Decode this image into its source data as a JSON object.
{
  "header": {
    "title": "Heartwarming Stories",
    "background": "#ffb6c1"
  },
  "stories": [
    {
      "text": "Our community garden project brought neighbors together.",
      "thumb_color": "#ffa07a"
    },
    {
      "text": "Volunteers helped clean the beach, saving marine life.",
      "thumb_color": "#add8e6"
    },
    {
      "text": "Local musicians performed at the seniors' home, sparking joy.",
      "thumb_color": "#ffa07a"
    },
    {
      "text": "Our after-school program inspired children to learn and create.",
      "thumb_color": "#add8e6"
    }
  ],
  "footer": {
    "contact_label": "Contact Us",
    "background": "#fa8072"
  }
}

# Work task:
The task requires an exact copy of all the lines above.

# Solved problem:
Decode this image into its source data as a JSON object.
{
  "header": {
    "title": "Heartwarming Stories",
    "background": "#ffb6c1"
  },
  "stories": [
    {
      "text": "Our community garden project brought neighbors together.",
      "thumb_color": "#ffa07a"
    },
    {
      "text": "Volunteers helped clean the beach, saving marine life.",
      "thumb_color": "#add8e6"
    },
    {
      "text": "Local musicians performed at the seniors' home, sparking joy.",
      "thumb_color": "#ffa07a"
    },
    {
      "text": "Our after-school program inspired children to learn and create.",
      "thumb_color": "#add8e6"
    }
  ],
  "footer": {
    "contact_label": "Contact Us",
    "background": "#fa8072"
  }
}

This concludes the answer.